In North Atlantic, the population of European plaice, American plaice, Atlantic cod, and sole are declining due to these factors. It is also true in South America and Australia, where scientists concluded that the most vital driver in a declining fish population is the lack of phytoplankton.
Fortunately, in other parts of the world, such as in the North Pacific, particularly in the Gulf of Alaska, the fish population wasn’t declining significantly.
Increase In Worldwide Temperature
With the environment closely linked on so many levels, the decrease in the phytoplankton population has been linked directly to climate change. It’s simple, really:
The warming temperature of the oceans has adverse and direct effects on the phytoplankton population that, in turn, are affecting fish stocks.
And with the warming waters, the fish are also changing their habits and finding new habitats where their preferred temperature still exists. Think of fish as the Goldilocks of the earth:
They don’t like too cold or too hot water temperatures, at least where their natural physiology is concerned. The water temperature has to be just right, and it’s a specific preference that they share with their food sources, including phytoplankton and other microscopic animals.
Scientists have also identified trends in the fish population based on the water temperature.
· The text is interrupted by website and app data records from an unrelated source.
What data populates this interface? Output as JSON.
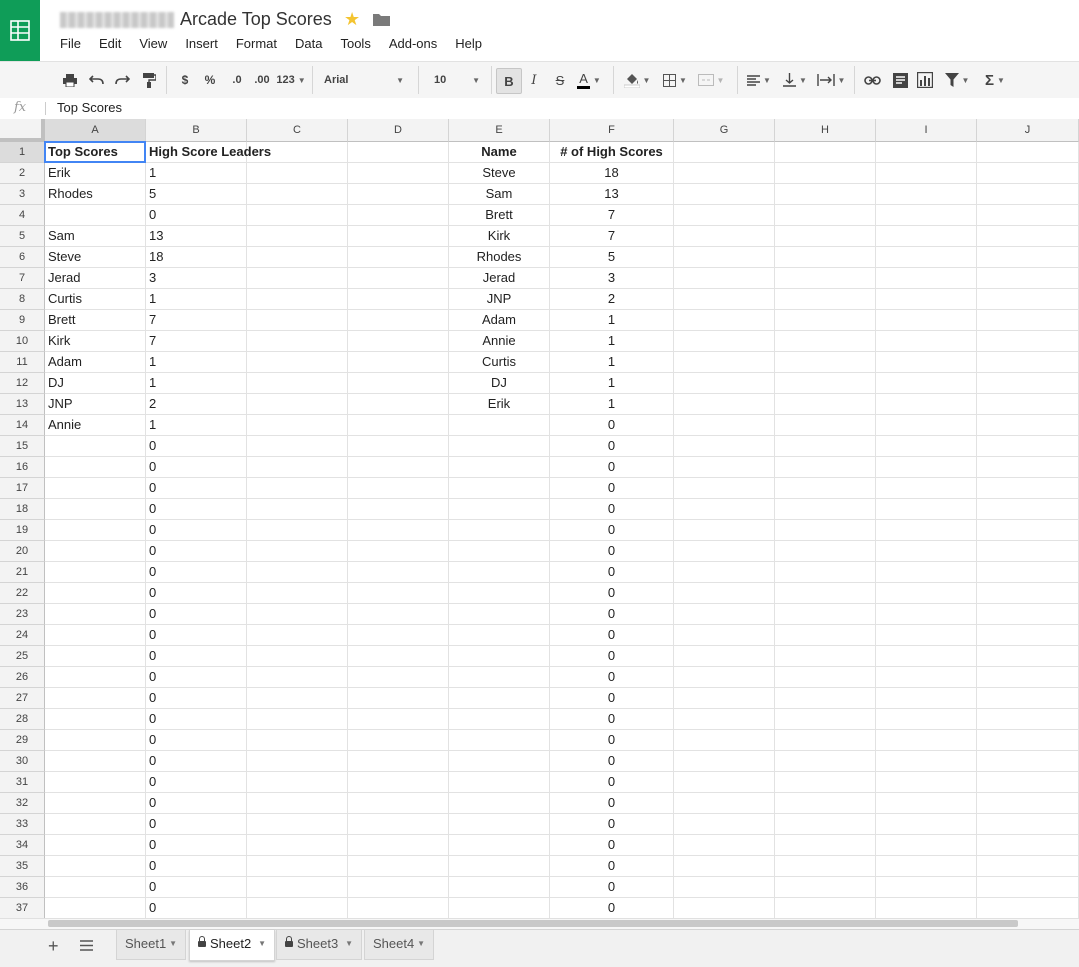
{
  "app": {
    "title": "Arcade Top Scores",
    "menus": [
      "File",
      "Edit",
      "View",
      "Insert",
      "Format",
      "Data",
      "Tools",
      "Add-ons",
      "Help"
    ]
  },
  "toolbar": {
    "currency": "$",
    "percent": "%",
    "dec_decrease": ".0",
    "dec_increase": ".00",
    "format_more": "123",
    "font": "Arial",
    "font_size": "10",
    "bold": "B",
    "italic": "I",
    "strikethrough": "S",
    "text_color": "A",
    "sum": "Σ"
  },
  "formula_bar": {
    "fx": "fx",
    "content": "Top Scores"
  },
  "sheet": {
    "columns": [
      "A",
      "B",
      "C",
      "D",
      "E",
      "F",
      "G",
      "H",
      "I",
      "J"
    ],
    "selected_cell": "A1",
    "rows": [
      [
        "Top Scores",
        "High Score Leaders",
        "",
        "",
        "Name",
        "# of High Scores"
      ],
      [
        "Erik",
        "1",
        "",
        "",
        "Steve",
        "18"
      ],
      [
        "Rhodes",
        "5",
        "",
        "",
        "Sam",
        "13"
      ],
      [
        "",
        "0",
        "",
        "",
        "Brett",
        "7"
      ],
      [
        "Sam",
        "13",
        "",
        "",
        "Kirk",
        "7"
      ],
      [
        "Steve",
        "18",
        "",
        "",
        "Rhodes",
        "5"
      ],
      [
        "Jerad",
        "3",
        "",
        "",
        "Jerad",
        "3"
      ],
      [
        "Curtis",
        "1",
        "",
        "",
        "JNP",
        "2"
      ],
      [
        "Brett",
        "7",
        "",
        "",
        "Adam",
        "1"
      ],
      [
        "Kirk",
        "7",
        "",
        "",
        "Annie",
        "1"
      ],
      [
        "Adam",
        "1",
        "",
        "",
        "Curtis",
        "1"
      ],
      [
        "DJ",
        "1",
        "",
        "",
        "DJ",
        "1"
      ],
      [
        "JNP",
        "2",
        "",
        "",
        "Erik",
        "1"
      ],
      [
        "Annie",
        "1",
        "",
        "",
        "",
        "0"
      ],
      [
        "",
        "0",
        "",
        "",
        "",
        "0"
      ],
      [
        "",
        "0",
        "",
        "",
        "",
        "0"
      ],
      [
        "",
        "0",
        "",
        "",
        "",
        "0"
      ],
      [
        "",
        "0",
        "",
        "",
        "",
        "0"
      ],
      [
        "",
        "0",
        "",
        "",
        "",
        "0"
      ],
      [
        "",
        "0",
        "",
        "",
        "",
        "0"
      ],
      [
        "",
        "0",
        "",
        "",
        "",
        "0"
      ],
      [
        "",
        "0",
        "",
        "",
        "",
        "0"
      ],
      [
        "",
        "0",
        "",
        "",
        "",
        "0"
      ],
      [
        "",
        "0",
        "",
        "",
        "",
        "0"
      ],
      [
        "",
        "0",
        "",
        "",
        "",
        "0"
      ],
      [
        "",
        "0",
        "",
        "",
        "",
        "0"
      ],
      [
        "",
        "0",
        "",
        "",
        "",
        "0"
      ],
      [
        "",
        "0",
        "",
        "",
        "",
        "0"
      ],
      [
        "",
        "0",
        "",
        "",
        "",
        "0"
      ],
      [
        "",
        "0",
        "",
        "",
        "",
        "0"
      ],
      [
        "",
        "0",
        "",
        "",
        "",
        "0"
      ],
      [
        "",
        "0",
        "",
        "",
        "",
        "0"
      ],
      [
        "",
        "0",
        "",
        "",
        "",
        "0"
      ],
      [
        "",
        "0",
        "",
        "",
        "",
        "0"
      ],
      [
        "",
        "0",
        "",
        "",
        "",
        "0"
      ],
      [
        "",
        "0",
        "",
        "",
        "",
        "0"
      ],
      [
        "",
        "0",
        "",
        "",
        "",
        "0"
      ]
    ]
  },
  "tabs": [
    {
      "label": "Sheet1",
      "locked": false,
      "active": false
    },
    {
      "label": "Sheet2",
      "locked": true,
      "active": true
    },
    {
      "label": "Sheet3",
      "locked": true,
      "active": false
    },
    {
      "label": "Sheet4",
      "locked": false,
      "active": false
    }
  ],
  "colors": {
    "brand": "#0f9d58",
    "selection": "#4285f4",
    "star": "#f4c430"
  }
}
Fish populations that stayed in the colder parts of their natural range are more likely to fare better than fish populations in warmer parts.
For the latter, even a slight increase in water temperature proved too much.
Studies have pointed out that fish populations in the tropics may be more challenging to save from increasing ocean temperature.
Even today, the current warm water temperature will continue to rise due to climate change, and we have the responsibility to do our share in decreasing the risk.
The cycle is vicious: Overfishing done by man makes fish populations more vulnerable to the effects of climate change. Climate change hinders man’s capability to rebuild the stocks of overfished fish populations.
Humans have responsibility for climate change, too, as our activities contribute to climate change, particularly carbon dioxide emissions.
Impact On Our Food Supply
The declining fish population has far-reaching effects on humans, perhaps even their survival. In a study led by Chris Free and published in Science, the number of seafood humans can harvest sustainably decreased by 4.1% from 1930 to 2010.
Again, it is a result of the climate change brought on by human activities.
Does 4.1% sound small in the context of 80 years? According to the study’s lead researcher, it isn’t because it translates to 1.4 million metric tons of fish. With increasing ocean temperature, it may well increase.
It is a serious matter, indeed! Take note that fish comprise 17% of the world’s total animal protein intake. In comparison, 70% of people live near the coast, and many depend on the oceans for livelihood.
The fisheries industry supports about 56 million people, and a decreased fishing population means adverse effects on their way of life and livelihood.
Ultimately, an expert on climate change and fisheries agrees that the best solution is slowing down, if not stopping, climate change brought on by human activities.
There’s also the need to protect fish populations against overfishing and implement more effective fisheries management programs.
In conclusion, climate change is a concern not only for the government to respond to. Through your fishing activities, do your share in preventing the decline of the fish population in your favorite hunting spots.
Also, you should know and follow the fishing regulations in your area. You have to be responsible when catching fish and not take more than what you need or what is allowed.
You may use guides like the SW Fish ID 9749091574 Florida Saltwater Fish ID to identify fish and their applicable regulations correctly.
Aside from that, you should adopt sustainable fishing methods. You can use barbless hooks (Gamakatsu Barbless Octopus Hook) or circle hooks (Lazer Sharp Circle Hook) to practice the catch-and-release of large fish.
This way, you’re giving them a chance to reproduce and replenish fish stocks.